Key Messages from the Programme Board
Community nursing is at the heart of the Scottish Government's vision for high quality health care. The Modernising Nursing in the Community (MNiC) programme was established to provide support and direction for community nursing to realise its full potential in providing safe, effective and person-centred care and support to people in Scotland. The work of the two-year programme board finished in December 2011 and the achievements are highlighted here and on our website www.mnic.nes.scot.nhs.uk. We are now moving forward to an action phase which will build on the achievements so far and take on the important challenges now and in the next couple of years.
The Modernising Nursing in the Community interactive website was launched by Michael Matheson, the Minister for Public Health, at an event at Queen Margaret University in January. The event aimed to engage as many people as possible and was streamed live to community nurses in their bases across Scotland.
An online question and answer session followed the formal presentations and the Minister answered questions from community nurses in real time assisted by Karen Wilson, Deputy Chief Nursing Officer and Jane Harris, Programme Manager. The event can be viewed on the website at www.mnic.nes.scot.nhs.uk
The MNiC website is hosted by NHS Education for Scotland and brings together evidence from research, practice and policy for quality improvement in service provision for:
- Children, Young People & Families
- Work & Wellbeing
- Adults & Older People
Regular updates to the website will include material and practice examples which community nurses wish to share with colleagues.
The NHS Board Nurse Directors and their staff developed a vision for community nursing in Scotland. This helped to guide the programme and reaffirm the value and important position of community nursing in the provision of modern health care services.
'Community nursing is at the heart of the NHS in Scotland. Grounded in the present and focused on the future, community nursing drives improvement and innovation, centred on the experience of people and their communities, enabling and influencing partnership working. Community nursing teams are:

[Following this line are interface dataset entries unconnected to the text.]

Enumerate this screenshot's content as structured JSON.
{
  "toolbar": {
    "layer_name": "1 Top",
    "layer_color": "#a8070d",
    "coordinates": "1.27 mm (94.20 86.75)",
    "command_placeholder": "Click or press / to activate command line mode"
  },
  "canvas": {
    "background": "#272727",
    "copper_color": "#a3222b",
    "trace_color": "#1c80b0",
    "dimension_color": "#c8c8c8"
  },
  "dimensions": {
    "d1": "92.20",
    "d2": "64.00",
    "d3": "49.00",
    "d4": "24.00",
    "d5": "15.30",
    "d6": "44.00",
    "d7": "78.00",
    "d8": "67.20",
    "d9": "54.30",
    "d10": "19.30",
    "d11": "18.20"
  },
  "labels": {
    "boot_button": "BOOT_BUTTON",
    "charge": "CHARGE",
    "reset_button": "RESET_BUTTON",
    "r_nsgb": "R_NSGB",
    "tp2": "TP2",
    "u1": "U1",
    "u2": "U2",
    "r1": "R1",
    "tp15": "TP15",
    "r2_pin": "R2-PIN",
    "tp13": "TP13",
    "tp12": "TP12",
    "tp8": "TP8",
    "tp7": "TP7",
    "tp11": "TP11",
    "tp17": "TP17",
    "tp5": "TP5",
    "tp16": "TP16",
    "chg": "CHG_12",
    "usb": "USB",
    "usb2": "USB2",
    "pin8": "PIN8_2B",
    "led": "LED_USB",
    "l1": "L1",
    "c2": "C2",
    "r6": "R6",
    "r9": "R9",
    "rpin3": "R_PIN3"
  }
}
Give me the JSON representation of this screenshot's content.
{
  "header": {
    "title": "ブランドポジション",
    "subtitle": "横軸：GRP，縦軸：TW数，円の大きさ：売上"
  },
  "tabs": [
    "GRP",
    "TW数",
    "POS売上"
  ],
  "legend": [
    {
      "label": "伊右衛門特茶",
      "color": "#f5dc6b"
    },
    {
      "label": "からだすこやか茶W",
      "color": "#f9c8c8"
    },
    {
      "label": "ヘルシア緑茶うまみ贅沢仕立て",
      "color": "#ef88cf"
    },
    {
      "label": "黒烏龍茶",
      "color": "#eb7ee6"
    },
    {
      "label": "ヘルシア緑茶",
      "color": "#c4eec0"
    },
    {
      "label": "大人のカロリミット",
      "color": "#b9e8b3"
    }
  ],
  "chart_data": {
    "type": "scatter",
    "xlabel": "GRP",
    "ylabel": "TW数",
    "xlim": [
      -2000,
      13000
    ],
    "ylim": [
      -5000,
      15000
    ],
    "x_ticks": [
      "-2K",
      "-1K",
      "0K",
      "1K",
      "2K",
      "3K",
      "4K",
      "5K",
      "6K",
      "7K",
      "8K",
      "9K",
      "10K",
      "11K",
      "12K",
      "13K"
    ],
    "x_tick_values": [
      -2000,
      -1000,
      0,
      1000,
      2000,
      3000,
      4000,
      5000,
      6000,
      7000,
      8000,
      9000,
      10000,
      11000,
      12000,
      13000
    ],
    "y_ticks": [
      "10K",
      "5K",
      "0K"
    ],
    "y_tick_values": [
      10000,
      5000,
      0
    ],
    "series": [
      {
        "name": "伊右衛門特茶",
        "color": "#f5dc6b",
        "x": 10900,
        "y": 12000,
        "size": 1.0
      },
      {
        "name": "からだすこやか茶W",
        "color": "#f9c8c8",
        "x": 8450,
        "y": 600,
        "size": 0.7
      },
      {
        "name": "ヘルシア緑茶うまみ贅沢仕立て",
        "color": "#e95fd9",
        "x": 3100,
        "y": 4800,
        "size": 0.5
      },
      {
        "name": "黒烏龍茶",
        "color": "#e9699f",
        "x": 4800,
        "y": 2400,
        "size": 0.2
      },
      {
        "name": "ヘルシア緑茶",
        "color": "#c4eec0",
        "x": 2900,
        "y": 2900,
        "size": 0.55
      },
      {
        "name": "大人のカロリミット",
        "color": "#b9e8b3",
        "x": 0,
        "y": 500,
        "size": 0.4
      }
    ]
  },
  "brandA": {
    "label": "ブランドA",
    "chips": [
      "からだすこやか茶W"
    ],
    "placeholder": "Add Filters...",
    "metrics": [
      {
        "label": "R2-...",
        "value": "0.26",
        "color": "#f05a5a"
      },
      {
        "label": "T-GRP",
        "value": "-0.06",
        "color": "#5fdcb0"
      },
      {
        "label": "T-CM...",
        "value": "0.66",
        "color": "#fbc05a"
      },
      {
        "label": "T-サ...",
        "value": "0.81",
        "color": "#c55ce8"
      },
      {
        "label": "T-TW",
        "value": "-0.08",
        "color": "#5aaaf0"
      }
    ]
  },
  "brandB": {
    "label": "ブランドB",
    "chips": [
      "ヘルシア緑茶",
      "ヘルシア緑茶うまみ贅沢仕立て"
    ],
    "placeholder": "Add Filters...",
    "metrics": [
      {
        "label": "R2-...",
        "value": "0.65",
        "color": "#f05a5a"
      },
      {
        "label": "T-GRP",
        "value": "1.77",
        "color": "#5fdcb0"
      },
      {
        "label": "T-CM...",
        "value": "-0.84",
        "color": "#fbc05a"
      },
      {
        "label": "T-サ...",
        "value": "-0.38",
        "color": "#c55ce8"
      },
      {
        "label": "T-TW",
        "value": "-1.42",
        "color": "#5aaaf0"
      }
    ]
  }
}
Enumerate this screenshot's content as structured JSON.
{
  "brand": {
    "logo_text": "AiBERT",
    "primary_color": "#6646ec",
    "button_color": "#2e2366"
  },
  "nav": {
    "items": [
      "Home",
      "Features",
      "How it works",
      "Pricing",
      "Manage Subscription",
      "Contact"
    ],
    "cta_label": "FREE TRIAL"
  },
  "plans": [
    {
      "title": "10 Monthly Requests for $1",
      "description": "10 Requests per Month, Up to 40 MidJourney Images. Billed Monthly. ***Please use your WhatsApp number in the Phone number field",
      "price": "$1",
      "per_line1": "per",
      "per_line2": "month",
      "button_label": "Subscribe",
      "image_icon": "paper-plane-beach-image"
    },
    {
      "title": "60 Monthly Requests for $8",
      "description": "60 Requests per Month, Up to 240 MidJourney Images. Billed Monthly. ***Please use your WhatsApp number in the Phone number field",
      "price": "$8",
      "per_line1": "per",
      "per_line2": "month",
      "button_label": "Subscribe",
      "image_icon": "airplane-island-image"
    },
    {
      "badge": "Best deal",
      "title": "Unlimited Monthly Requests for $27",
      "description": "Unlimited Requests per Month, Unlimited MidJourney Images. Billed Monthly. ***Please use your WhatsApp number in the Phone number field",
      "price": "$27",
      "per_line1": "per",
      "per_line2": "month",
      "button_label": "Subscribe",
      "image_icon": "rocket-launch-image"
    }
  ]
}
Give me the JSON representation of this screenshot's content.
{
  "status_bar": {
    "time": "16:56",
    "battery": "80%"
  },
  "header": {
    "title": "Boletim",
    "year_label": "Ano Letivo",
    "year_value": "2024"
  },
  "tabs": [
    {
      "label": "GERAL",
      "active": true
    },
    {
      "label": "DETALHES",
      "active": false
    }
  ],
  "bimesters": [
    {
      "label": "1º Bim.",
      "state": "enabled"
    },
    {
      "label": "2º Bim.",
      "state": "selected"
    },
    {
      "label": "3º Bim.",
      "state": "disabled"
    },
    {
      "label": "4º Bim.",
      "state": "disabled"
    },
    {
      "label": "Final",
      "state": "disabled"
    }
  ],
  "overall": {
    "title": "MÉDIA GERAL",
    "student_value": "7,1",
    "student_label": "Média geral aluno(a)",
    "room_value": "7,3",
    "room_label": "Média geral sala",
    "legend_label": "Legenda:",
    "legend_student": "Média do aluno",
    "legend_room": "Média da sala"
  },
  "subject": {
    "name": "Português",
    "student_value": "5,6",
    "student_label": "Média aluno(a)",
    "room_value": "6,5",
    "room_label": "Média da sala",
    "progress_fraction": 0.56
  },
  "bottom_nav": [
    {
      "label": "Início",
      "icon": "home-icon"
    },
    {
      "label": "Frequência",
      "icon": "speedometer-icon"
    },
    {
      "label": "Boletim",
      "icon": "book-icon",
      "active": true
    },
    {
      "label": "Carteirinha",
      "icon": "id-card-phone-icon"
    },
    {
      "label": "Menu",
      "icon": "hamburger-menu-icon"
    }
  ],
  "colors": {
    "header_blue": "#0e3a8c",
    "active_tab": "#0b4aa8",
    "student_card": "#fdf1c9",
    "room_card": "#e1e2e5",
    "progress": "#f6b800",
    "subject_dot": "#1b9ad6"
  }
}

- Passionate about providing highly-skilled, evidence-based care, which puts the person, their family and the community at its core
- Proud of their privileged position to develop and maximise the potential and quality of life of all members of our community, particularly the youngest and most vulnerable wherever they live
- Progressive and transformational, but remain committed to caring with compassion and promoting dignity and the best health outcomes for all
- Perfectly placed to protect, safeguard and manage risk, keeping people safe in the places they receive health care
- Partners with the community, ready to build on history and create the future as strong visible, clinical leaders.'
The Modernising Nursing in the Community framework identifies the elements required for safe, effective and person-centred care and support in the community. This has been used to structure the work of the programme and underpins the MNiC website.
The eight Career and Development Frameworks for Community Nursing have been developed in partnership with NHS Education for Scotland by community nursing discipline specific groups.
1. Public health nursing
2. District nursing
3. Nursing in occupational health
4. General practice nursing
5. Community children's nursing
6. Health protection nursing
7. Community learning disabilities nursing
8. Community mental health nursing
The Modernising Nursing in the Community Education Group led by NHS Education for Scotland will continue to support the development of community nursing and public health themes within nursing and midwifery pre-registration programmes, post-registration education for community nursing and education for the wider workforce in line with NHS Board requirements. This group has also overseen the professional and educational elements of the Career and Development Frameworks for community nursing teams. The frameworks are available on the MNiC website in electronic format so that they can be reviewed and revised to keep pace with changes in practice and policy.
The development of three Universal care pathways including pre-conception, children, young people and families (ages 0-5, 5-11, 11-19 years) and a pathway of care for vulnerable families (age 0-3 years) have been led by the sub-group for Children, Young People and Families.
Next steps action plan
Modernising Nursing in the Community will continue to raise the profile of community nursing in Scotland by informing, influencing and supporting relevant programmes of work including:
- Reshaping Care for Older People
- Early Years agenda
- Integration of adult health and social care
- Delivering Quality in Primary Care
- Community nursing workload assessment tools
- Releasing Time to Care in the Community
- Leading Better Care; Delivering for patients
Chief Nursing Officer for Scotland
Central to the ongoing success of Modernising Nursing in the Community is ensuring its place as part of a cohesive and comprehensive approach to meeting the care and support needs of children, young people and families, people at work, adults and older people now and in the future. This is reflected in the Chief Nursing Officer for Scotland, Ros Moore's three ambitions for community nursing:
That TODAY community nursing across all Scotland delivers the best quality, safe, effective and person-centred care every time.
That TOMORROW we maximise the potential of community nursing channelling resources and energies where it makes the most difference.
That we secure the future of community nursing in Scotland BEYOND tomorrow by creating a world-class service and world-class practitioners.
For further information about Modernising Nursing in the Community please contact the programme manager email@example.com
Email: John McKain